>>>

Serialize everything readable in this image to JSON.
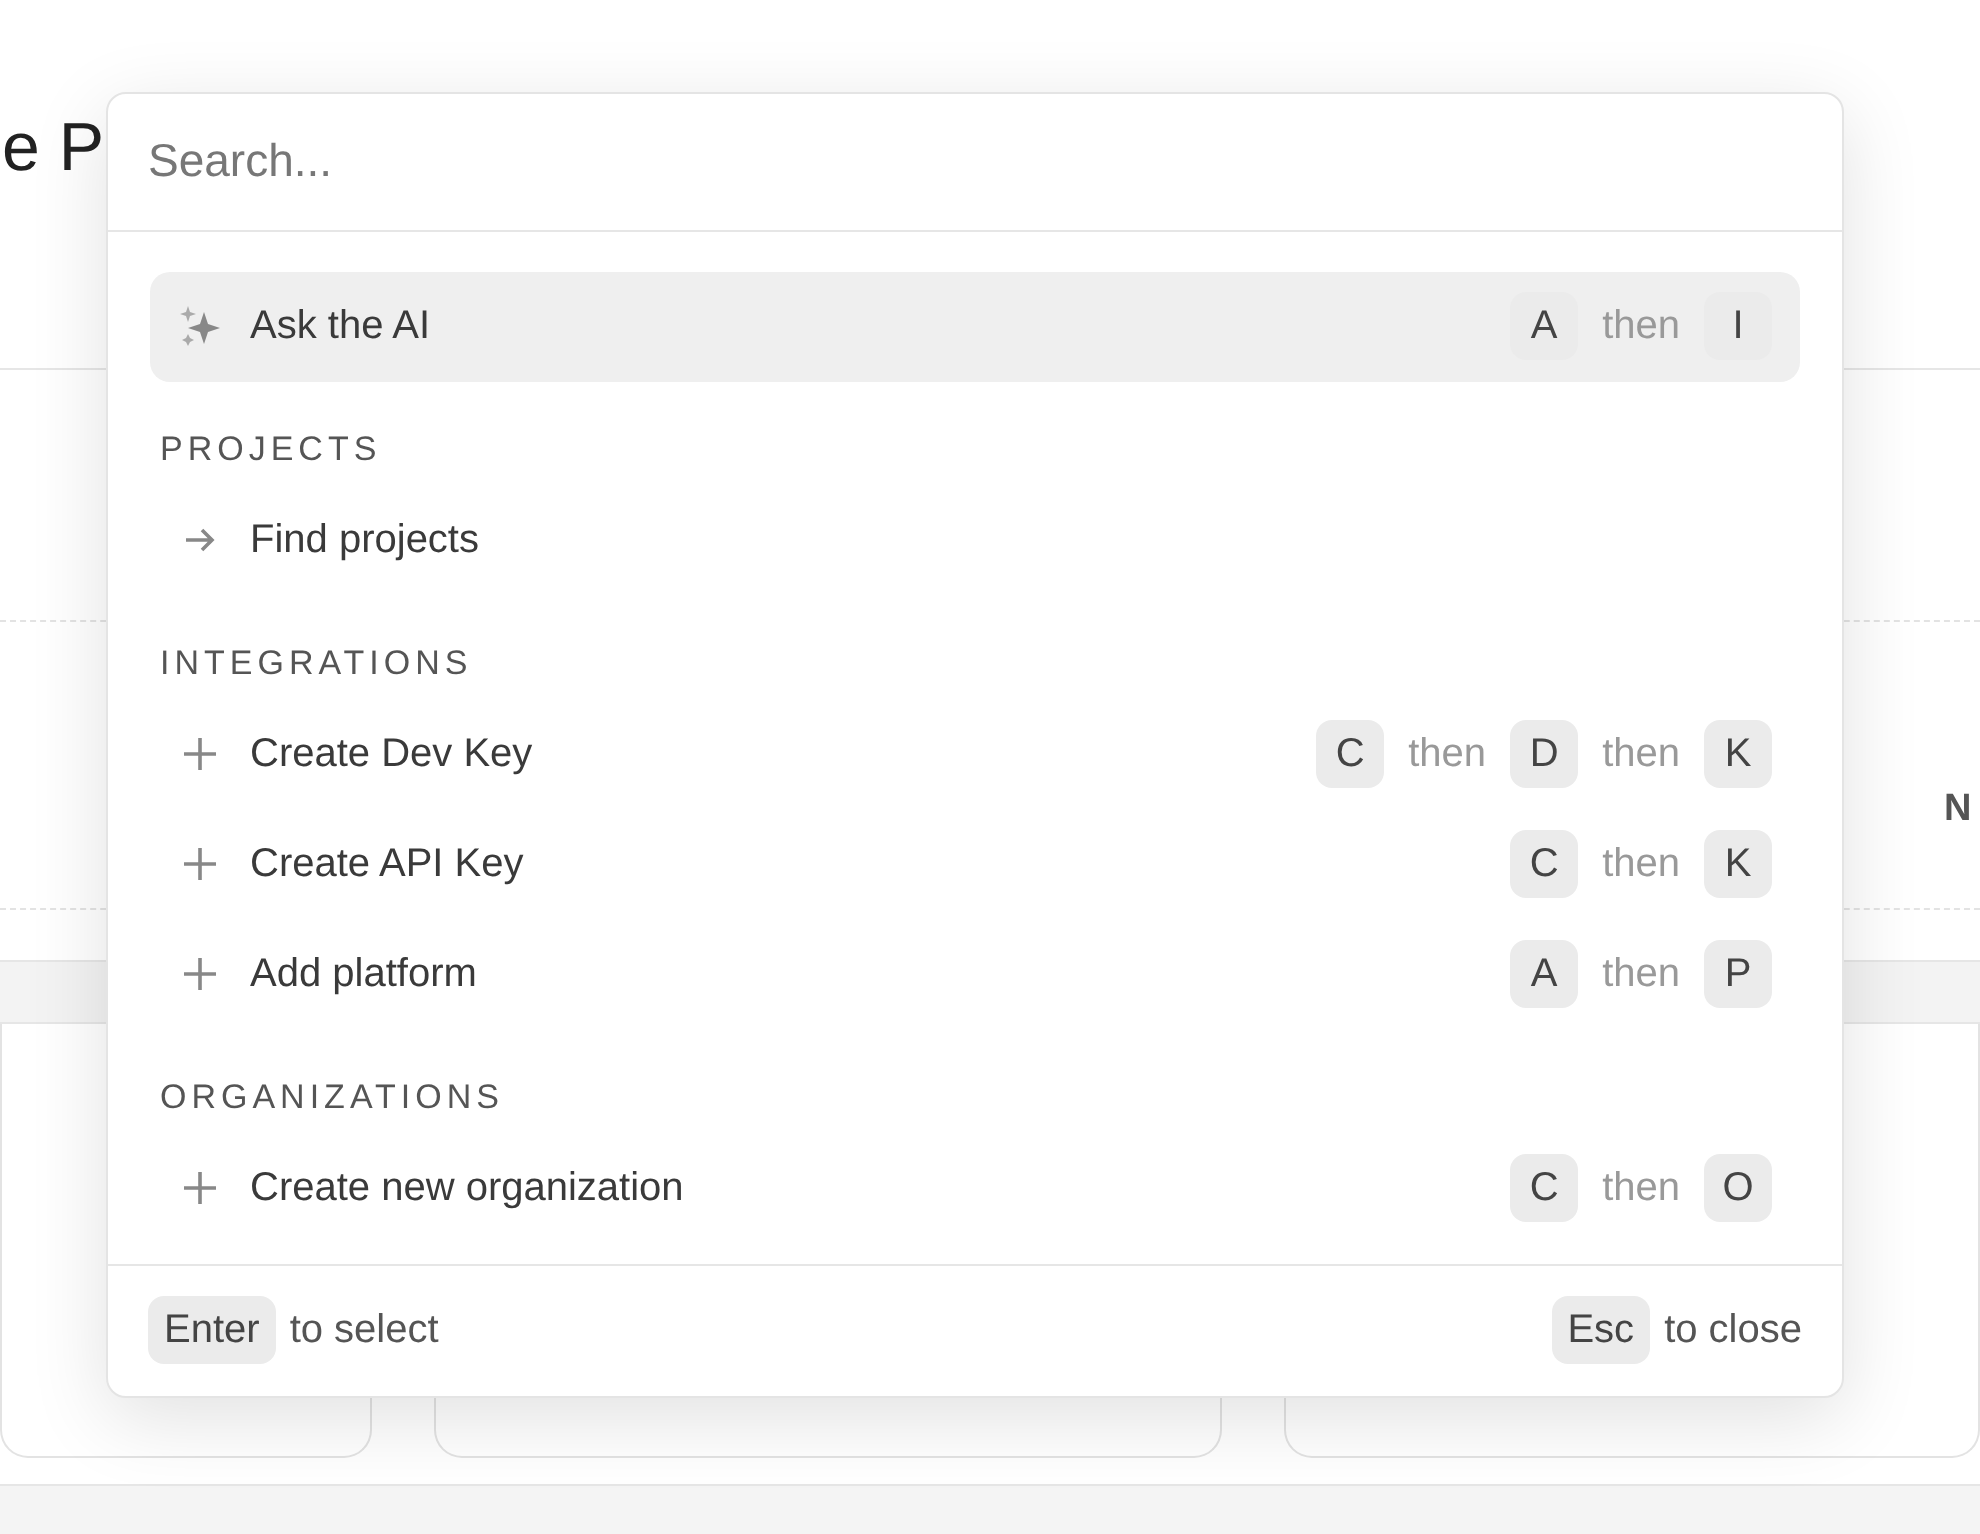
{
  "background": {
    "title": "e P",
    "side_label": "N"
  },
  "palette": {
    "search": {
      "placeholder": "Search..."
    },
    "groups": [
      {
        "items": [
          {
            "kind": "ai",
            "label": "Ask the AI",
            "selected": true,
            "shortcut": [
              {
                "kind": "key",
                "text": "A"
              },
              {
                "kind": "word",
                "text": "then"
              },
              {
                "kind": "key",
                "text": "I"
              }
            ]
          }
        ]
      },
      {
        "heading": "PROJECTS",
        "items": [
          {
            "kind": "arrow",
            "label": "Find projects",
            "selected": false
          }
        ]
      },
      {
        "heading": "INTEGRATIONS",
        "items": [
          {
            "kind": "plus",
            "label": "Create Dev Key",
            "selected": false,
            "shortcut": [
              {
                "kind": "key",
                "text": "C"
              },
              {
                "kind": "word",
                "text": "then"
              },
              {
                "kind": "key",
                "text": "D"
              },
              {
                "kind": "word",
                "text": "then"
              },
              {
                "kind": "key",
                "text": "K"
              }
            ]
          },
          {
            "kind": "plus",
            "label": "Create API Key",
            "selected": false,
            "shortcut": [
              {
                "kind": "key",
                "text": "C"
              },
              {
                "kind": "word",
                "text": "then"
              },
              {
                "kind": "key",
                "text": "K"
              }
            ]
          },
          {
            "kind": "plus",
            "label": "Add platform",
            "selected": false,
            "shortcut": [
              {
                "kind": "key",
                "text": "A"
              },
              {
                "kind": "word",
                "text": "then"
              },
              {
                "kind": "key",
                "text": "P"
              }
            ]
          }
        ]
      },
      {
        "heading": "ORGANIZATIONS",
        "items": [
          {
            "kind": "plus",
            "label": "Create new organization",
            "selected": false,
            "shortcut": [
              {
                "kind": "key",
                "text": "C"
              },
              {
                "kind": "word",
                "text": "then"
              },
              {
                "kind": "key",
                "text": "O"
              }
            ]
          }
        ]
      }
    ],
    "footer": {
      "left": {
        "key": "Enter",
        "text": "to select"
      },
      "right": {
        "key": "Esc",
        "text": "to close"
      }
    }
  }
}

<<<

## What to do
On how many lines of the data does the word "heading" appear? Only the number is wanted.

## Answer
3